Aim of the exercise: What is needed is a verbatim copy of the data, minus the pictures.
Segment Start: Excerpted records
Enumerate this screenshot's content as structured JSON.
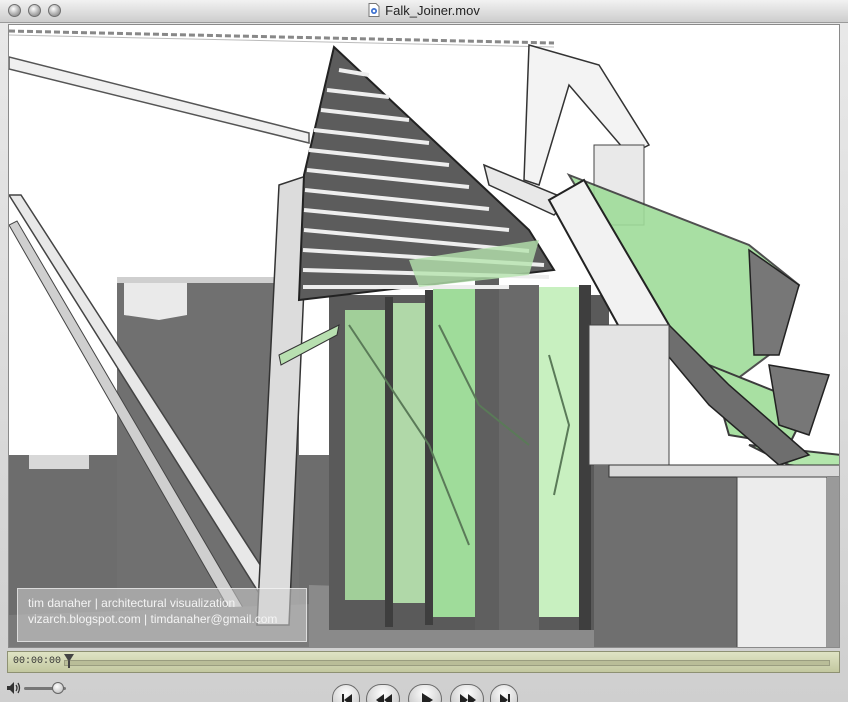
{
  "window": {
    "title": "Falk_Joiner.mov",
    "title_icon": "quicktime-document-icon"
  },
  "video": {
    "description": "architectural 3D rendering of a building entrance with glass doors and slatted canopy",
    "watermark": {
      "line1": "tim danaher | architectural visualization",
      "line2": "vizarch.blogspot.com | timdanaher@gmail.com"
    },
    "palette": {
      "glass_green": "#9fdc9a",
      "wall_gray": "#6f6f6f",
      "dark_gray": "#4a4a4a",
      "light_gray": "#e6e6e6"
    }
  },
  "scrubber": {
    "time": "00:00:00",
    "progress_fraction": 0
  },
  "controls": {
    "volume_fraction": 0.8,
    "buttons": [
      {
        "name": "go-to-start-button",
        "icon": "skip-back-icon"
      },
      {
        "name": "rewind-button",
        "icon": "rewind-icon"
      },
      {
        "name": "play-button",
        "icon": "play-icon"
      },
      {
        "name": "fast-forward-button",
        "icon": "fast-forward-icon"
      },
      {
        "name": "go-to-end-button",
        "icon": "skip-forward-icon"
      }
    ]
  }
}
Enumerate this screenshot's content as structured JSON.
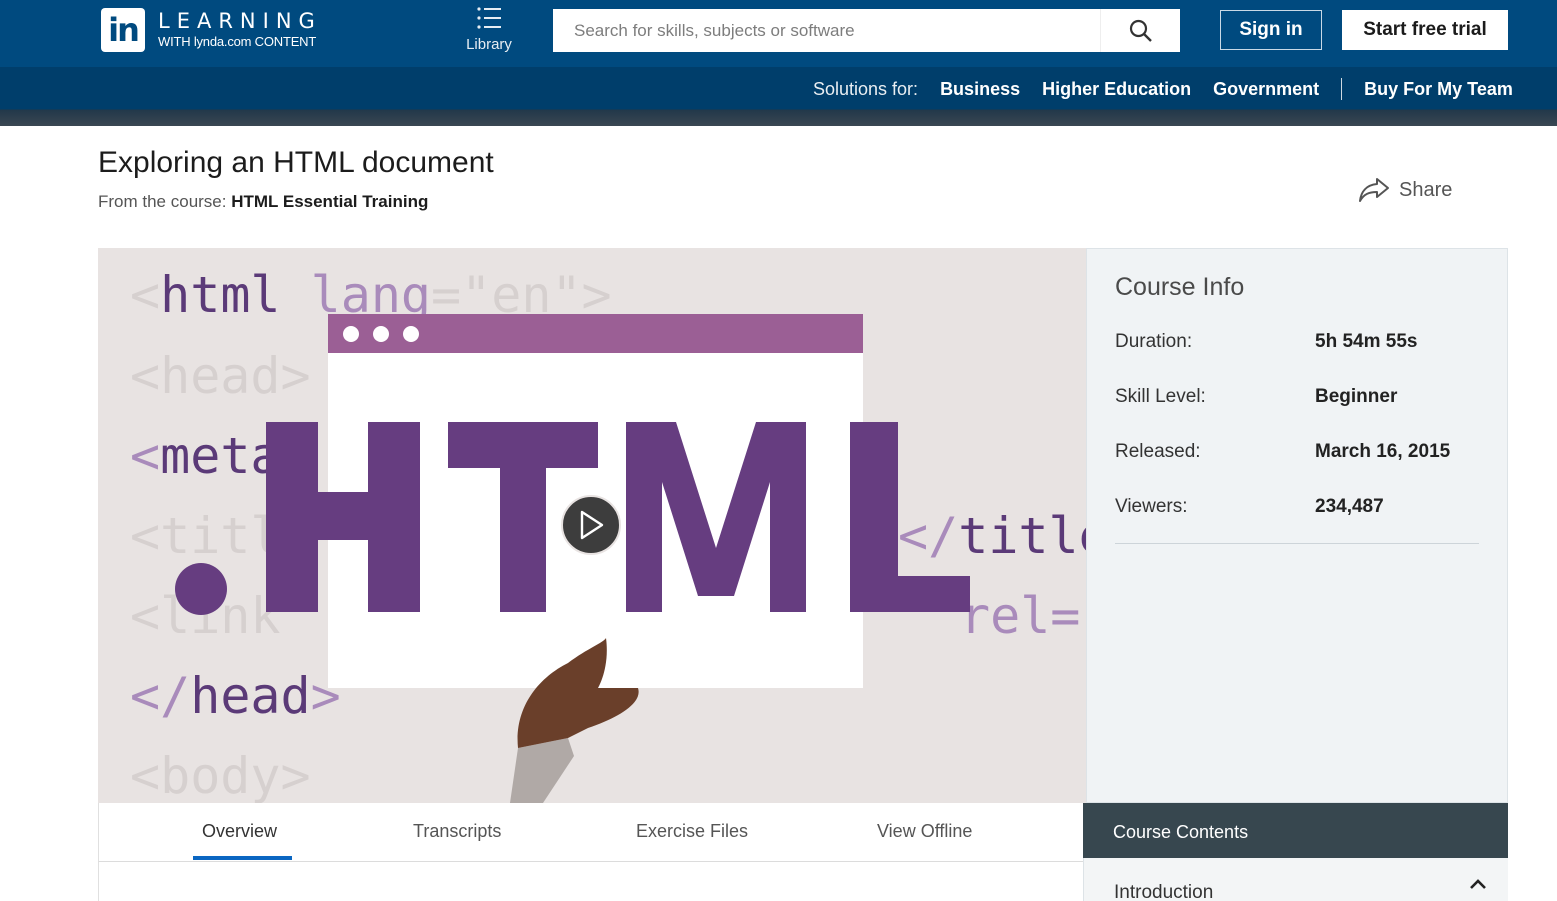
{
  "header": {
    "logo_in": "in",
    "logo_learning": "LEARNING",
    "logo_sub": "WITH lynda.com CONTENT",
    "library_label": "Library",
    "search_placeholder": "Search for skills, subjects or software",
    "sign_in_label": "Sign in",
    "start_trial_label": "Start free trial"
  },
  "subnav": {
    "label": "Solutions for:",
    "links": [
      "Business",
      "Higher Education",
      "Government",
      "Buy For My Team"
    ]
  },
  "page": {
    "title": "Exploring an HTML document",
    "from_prefix": "From the course:",
    "course_name": "HTML Essential Training",
    "share_label": "Share"
  },
  "video": {
    "code_lines": [
      "<html lang=\"en\">",
      "<head>",
      "<meta",
      "<titl",
      "<link",
      "</head>",
      "<body>"
    ],
    "code_right": [
      "</title",
      "rel='"
    ],
    "big_text": ".HTML"
  },
  "course_info": {
    "title": "Course Info",
    "rows": [
      {
        "key": "Duration:",
        "value": "5h 54m 55s"
      },
      {
        "key": "Skill Level:",
        "value": "Beginner"
      },
      {
        "key": "Released:",
        "value": "March 16, 2015"
      },
      {
        "key": "Viewers:",
        "value": "234,487"
      }
    ]
  },
  "tabs": [
    "Overview",
    "Transcripts",
    "Exercise Files",
    "View Offline"
  ],
  "course_contents": {
    "header": "Course Contents",
    "section": "Introduction"
  },
  "colors": {
    "header_blue": "#004a7f",
    "accent_purple": "#663d80",
    "tab_underline": "#0a66c2",
    "contents_header": "#37474f"
  }
}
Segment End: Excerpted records
Exercise result:
Enumerate this screenshot's content as structured JSON.
{
  "window": {
    "title": "Falk_Joiner.mov",
    "title_icon": "quicktime-document-icon"
  },
  "video": {
    "description": "architectural 3D rendering of a building entrance with glass doors and slatted canopy",
    "watermark": {
      "line1": "tim danaher | architectural visualization",
      "line2": "vizarch.blogspot.com | timdanaher@gmail.com"
    },
    "palette": {
      "glass_green": "#9fdc9a",
      "wall_gray": "#6f6f6f",
      "dark_gray": "#4a4a4a",
      "light_gray": "#e6e6e6"
    }
  },
  "scrubber": {
    "time": "00:00:00",
    "progress_fraction": 0
  },
  "controls": {
    "volume_fraction": 0.8,
    "buttons": [
      {
        "name": "go-to-start-button",
        "icon": "skip-back-icon"
      },
      {
        "name": "rewind-button",
        "icon": "rewind-icon"
      },
      {
        "name": "play-button",
        "icon": "play-icon"
      },
      {
        "name": "fast-forward-button",
        "icon": "fast-forward-icon"
      },
      {
        "name": "go-to-end-button",
        "icon": "skip-forward-icon"
      }
    ]
  }
}
Enumerate this screenshot's content as structured JSON.
{
  "header": {
    "logo_in": "in",
    "logo_learning": "LEARNING",
    "logo_sub": "WITH lynda.com CONTENT",
    "library_label": "Library",
    "search_placeholder": "Search for skills, subjects or software",
    "sign_in_label": "Sign in",
    "start_trial_label": "Start free trial"
  },
  "subnav": {
    "label": "Solutions for:",
    "links": [
      "Business",
      "Higher Education",
      "Government",
      "Buy For My Team"
    ]
  },
  "page": {
    "title": "Exploring an HTML document",
    "from_prefix": "From the course:",
    "course_name": "HTML Essential Training",
    "share_label": "Share"
  },
  "video": {
    "code_lines": [
      "<html lang=\"en\">",
      "<head>",
      "<meta",
      "<titl",
      "<link",
      "</head>",
      "<body>"
    ],
    "code_right": [
      "</title",
      "rel='"
    ],
    "big_text": ".HTML"
  },
  "course_info": {
    "title": "Course Info",
    "rows": [
      {
        "key": "Duration:",
        "value": "5h 54m 55s"
      },
      {
        "key": "Skill Level:",
        "value": "Beginner"
      },
      {
        "key": "Released:",
        "value": "March 16, 2015"
      },
      {
        "key": "Viewers:",
        "value": "234,487"
      }
    ]
  },
  "tabs": [
    "Overview",
    "Transcripts",
    "Exercise Files",
    "View Offline"
  ],
  "course_contents": {
    "header": "Course Contents",
    "section": "Introduction"
  },
  "colors": {
    "header_blue": "#004a7f",
    "accent_purple": "#663d80",
    "tab_underline": "#0a66c2",
    "contents_header": "#37474f"
  }
}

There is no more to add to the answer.